YOUR OBJECTIVE
The lines needed are those below that contain the word "grub"; copy each one.

RECORDS PROVIDED
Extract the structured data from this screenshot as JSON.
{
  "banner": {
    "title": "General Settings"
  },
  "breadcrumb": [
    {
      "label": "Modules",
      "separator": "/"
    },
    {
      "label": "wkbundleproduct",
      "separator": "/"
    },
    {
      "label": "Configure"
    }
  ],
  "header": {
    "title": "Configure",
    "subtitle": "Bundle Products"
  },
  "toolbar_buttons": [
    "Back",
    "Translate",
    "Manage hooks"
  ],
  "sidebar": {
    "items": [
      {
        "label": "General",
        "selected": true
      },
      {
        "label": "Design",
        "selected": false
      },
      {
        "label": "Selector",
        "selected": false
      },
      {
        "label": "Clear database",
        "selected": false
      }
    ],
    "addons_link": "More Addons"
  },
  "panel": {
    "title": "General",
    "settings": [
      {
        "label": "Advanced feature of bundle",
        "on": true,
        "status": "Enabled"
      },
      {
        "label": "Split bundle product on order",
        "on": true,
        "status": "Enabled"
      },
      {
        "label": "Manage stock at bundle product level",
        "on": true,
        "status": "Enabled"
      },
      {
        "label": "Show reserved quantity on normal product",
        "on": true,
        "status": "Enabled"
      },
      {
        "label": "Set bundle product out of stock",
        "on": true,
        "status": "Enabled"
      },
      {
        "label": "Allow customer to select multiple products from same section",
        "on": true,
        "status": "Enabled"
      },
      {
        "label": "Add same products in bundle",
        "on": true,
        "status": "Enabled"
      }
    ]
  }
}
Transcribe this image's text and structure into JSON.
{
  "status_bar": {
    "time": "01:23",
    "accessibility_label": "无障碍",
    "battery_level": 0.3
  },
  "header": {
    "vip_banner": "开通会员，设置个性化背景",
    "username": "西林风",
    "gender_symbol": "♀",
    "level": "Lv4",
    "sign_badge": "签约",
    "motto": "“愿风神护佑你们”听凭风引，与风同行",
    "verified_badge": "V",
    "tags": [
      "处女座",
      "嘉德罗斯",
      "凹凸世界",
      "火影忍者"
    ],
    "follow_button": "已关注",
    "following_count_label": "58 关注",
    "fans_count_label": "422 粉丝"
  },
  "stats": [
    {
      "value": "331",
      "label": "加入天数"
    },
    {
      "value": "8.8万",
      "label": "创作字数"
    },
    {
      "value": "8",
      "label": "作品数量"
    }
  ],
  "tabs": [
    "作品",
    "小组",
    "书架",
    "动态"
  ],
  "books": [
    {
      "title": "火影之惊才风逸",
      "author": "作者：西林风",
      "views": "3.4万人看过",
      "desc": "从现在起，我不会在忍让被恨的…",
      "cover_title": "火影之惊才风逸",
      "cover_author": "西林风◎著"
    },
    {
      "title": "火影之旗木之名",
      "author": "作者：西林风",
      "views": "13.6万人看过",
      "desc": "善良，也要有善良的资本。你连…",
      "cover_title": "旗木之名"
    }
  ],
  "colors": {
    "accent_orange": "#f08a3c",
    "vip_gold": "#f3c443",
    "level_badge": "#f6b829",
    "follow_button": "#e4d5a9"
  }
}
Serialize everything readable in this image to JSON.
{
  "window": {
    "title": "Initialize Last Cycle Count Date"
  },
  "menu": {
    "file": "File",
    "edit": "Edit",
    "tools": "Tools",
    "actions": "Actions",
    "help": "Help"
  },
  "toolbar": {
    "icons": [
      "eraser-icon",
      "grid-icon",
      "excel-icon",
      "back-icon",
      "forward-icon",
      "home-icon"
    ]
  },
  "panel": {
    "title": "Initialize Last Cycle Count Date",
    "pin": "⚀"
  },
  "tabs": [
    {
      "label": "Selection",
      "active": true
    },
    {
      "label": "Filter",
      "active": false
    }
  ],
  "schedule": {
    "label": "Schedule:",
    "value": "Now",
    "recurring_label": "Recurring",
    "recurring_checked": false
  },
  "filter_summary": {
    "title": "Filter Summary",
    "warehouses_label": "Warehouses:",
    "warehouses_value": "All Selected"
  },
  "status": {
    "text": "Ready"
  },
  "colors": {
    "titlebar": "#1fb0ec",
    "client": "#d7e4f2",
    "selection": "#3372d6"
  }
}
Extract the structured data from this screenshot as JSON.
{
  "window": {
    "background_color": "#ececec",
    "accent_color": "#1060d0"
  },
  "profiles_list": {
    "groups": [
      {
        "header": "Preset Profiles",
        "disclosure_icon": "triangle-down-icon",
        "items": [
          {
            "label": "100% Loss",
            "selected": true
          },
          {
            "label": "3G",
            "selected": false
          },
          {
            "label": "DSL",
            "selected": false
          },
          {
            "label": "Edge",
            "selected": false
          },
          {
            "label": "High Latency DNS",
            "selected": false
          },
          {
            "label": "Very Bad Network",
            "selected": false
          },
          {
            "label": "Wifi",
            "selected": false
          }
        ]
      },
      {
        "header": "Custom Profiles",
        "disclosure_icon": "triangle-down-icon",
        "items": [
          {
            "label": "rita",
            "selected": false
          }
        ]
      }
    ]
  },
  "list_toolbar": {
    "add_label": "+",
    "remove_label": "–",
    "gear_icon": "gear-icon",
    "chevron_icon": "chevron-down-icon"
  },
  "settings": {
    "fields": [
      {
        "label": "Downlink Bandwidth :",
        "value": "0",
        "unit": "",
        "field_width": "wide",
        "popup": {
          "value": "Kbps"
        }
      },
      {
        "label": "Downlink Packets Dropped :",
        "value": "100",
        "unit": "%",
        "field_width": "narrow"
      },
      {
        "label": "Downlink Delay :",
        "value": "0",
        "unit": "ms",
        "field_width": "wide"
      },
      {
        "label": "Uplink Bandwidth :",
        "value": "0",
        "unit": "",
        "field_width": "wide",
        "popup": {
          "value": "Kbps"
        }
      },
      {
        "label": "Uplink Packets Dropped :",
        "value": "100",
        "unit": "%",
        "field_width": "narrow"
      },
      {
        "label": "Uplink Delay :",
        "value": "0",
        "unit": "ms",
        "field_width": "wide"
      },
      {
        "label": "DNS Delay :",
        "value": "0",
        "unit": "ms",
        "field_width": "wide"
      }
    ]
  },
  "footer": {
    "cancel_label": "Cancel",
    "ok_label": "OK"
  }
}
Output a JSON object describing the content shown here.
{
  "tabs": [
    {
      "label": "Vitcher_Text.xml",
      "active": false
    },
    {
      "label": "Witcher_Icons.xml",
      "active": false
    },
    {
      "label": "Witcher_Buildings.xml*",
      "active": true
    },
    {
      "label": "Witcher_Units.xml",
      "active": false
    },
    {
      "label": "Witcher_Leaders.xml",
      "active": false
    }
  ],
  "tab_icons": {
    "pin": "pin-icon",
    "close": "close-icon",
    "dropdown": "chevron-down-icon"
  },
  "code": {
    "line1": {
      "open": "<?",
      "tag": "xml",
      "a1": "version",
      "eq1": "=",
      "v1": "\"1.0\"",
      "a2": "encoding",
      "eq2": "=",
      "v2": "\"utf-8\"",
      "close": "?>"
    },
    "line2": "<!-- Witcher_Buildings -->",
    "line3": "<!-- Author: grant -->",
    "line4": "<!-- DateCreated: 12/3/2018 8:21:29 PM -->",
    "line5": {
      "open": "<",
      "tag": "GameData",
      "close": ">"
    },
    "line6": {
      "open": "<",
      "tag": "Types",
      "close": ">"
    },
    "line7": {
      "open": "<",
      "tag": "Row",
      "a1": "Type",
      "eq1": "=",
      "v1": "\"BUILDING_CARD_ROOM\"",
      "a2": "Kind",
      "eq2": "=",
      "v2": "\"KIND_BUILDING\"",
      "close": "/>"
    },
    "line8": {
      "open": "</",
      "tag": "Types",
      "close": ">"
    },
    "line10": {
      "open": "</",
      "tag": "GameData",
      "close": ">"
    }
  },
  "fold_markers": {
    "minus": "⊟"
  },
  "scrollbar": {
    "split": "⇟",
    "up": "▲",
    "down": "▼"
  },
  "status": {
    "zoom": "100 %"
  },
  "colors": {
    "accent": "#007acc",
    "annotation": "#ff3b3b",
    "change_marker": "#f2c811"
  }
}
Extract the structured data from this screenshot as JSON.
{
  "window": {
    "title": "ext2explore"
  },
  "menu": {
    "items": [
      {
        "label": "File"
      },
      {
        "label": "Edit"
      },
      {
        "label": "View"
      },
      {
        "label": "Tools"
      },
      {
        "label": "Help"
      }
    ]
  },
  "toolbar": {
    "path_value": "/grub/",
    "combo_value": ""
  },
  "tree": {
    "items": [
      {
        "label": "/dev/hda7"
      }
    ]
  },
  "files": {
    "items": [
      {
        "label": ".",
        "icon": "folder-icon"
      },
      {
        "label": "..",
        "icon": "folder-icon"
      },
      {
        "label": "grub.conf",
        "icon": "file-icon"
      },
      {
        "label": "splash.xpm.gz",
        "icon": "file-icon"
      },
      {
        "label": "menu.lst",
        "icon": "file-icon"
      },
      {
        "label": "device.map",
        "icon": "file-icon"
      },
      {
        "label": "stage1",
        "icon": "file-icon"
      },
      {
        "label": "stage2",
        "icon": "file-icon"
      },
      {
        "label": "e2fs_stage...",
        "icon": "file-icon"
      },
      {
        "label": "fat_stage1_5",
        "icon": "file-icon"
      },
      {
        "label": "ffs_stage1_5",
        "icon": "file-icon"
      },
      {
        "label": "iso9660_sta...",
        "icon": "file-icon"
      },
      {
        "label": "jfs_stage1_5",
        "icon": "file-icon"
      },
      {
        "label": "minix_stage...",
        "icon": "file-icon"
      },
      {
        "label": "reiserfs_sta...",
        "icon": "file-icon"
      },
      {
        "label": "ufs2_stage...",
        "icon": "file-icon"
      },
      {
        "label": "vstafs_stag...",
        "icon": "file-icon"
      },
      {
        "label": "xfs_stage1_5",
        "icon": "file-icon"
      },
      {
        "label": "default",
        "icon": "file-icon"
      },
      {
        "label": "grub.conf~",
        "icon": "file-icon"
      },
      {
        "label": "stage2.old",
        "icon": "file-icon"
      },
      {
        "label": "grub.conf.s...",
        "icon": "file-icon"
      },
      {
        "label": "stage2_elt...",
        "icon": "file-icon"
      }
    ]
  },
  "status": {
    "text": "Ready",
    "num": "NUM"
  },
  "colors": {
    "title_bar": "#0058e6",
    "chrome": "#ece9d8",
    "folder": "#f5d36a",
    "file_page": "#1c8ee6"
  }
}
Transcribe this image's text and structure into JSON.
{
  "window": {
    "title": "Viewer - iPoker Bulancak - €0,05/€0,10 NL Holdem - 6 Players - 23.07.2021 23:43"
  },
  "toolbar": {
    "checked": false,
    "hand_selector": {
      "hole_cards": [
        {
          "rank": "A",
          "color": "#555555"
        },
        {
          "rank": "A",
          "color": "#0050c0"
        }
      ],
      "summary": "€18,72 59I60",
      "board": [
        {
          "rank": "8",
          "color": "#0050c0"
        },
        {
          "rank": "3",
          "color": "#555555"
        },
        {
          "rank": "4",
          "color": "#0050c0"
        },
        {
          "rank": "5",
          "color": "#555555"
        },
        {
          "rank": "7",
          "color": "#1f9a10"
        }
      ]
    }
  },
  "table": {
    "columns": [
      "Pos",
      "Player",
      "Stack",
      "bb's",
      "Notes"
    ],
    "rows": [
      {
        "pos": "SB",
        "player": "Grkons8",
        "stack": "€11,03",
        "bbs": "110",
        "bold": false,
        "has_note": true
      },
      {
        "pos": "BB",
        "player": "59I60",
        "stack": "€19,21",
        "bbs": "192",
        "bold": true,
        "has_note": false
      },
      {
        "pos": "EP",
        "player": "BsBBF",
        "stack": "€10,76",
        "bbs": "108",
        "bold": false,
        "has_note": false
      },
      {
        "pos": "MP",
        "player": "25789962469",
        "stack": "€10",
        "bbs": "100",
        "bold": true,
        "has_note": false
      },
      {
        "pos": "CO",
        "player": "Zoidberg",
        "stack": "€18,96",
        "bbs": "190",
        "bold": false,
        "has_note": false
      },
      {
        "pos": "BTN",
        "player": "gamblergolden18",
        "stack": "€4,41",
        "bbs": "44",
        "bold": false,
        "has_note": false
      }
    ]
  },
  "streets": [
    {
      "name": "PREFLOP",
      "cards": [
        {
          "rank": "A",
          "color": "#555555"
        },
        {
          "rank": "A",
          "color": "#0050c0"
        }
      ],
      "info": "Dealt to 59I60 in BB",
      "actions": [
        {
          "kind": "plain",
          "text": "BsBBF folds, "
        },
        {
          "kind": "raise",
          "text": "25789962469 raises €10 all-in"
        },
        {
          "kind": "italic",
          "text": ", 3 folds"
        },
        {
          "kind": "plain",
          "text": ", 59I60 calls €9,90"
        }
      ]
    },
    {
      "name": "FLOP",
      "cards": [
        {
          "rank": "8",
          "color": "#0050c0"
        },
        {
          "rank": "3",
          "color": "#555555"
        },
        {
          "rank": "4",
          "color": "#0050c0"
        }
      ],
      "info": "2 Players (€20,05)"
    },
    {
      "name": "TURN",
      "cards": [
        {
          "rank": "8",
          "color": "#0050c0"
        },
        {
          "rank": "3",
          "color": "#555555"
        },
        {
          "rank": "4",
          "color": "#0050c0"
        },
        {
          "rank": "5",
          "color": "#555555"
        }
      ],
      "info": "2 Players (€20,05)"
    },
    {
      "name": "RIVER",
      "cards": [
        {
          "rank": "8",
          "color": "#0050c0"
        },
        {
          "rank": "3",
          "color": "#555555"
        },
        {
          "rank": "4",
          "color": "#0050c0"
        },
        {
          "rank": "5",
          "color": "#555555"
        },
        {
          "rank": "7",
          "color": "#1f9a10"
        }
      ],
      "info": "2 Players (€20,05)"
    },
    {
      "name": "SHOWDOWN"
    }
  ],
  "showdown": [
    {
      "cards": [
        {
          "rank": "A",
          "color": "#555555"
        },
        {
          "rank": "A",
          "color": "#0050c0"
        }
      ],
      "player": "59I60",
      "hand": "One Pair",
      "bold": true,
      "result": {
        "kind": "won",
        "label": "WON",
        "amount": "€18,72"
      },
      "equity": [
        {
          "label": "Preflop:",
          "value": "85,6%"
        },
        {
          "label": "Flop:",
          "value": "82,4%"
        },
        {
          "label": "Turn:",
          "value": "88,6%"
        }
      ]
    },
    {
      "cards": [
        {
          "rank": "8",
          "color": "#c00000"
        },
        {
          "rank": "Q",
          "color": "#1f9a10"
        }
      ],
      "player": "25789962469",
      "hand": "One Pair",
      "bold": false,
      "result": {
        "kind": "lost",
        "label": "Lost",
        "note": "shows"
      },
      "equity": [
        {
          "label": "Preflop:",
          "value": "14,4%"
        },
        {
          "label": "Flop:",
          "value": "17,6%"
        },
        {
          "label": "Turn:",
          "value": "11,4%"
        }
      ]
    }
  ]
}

ANSWER BELOW
    "path_value": "/grub/",
        "label": "grub.conf",
        "label": "grub.conf~",
        "label": "grub.conf.s...",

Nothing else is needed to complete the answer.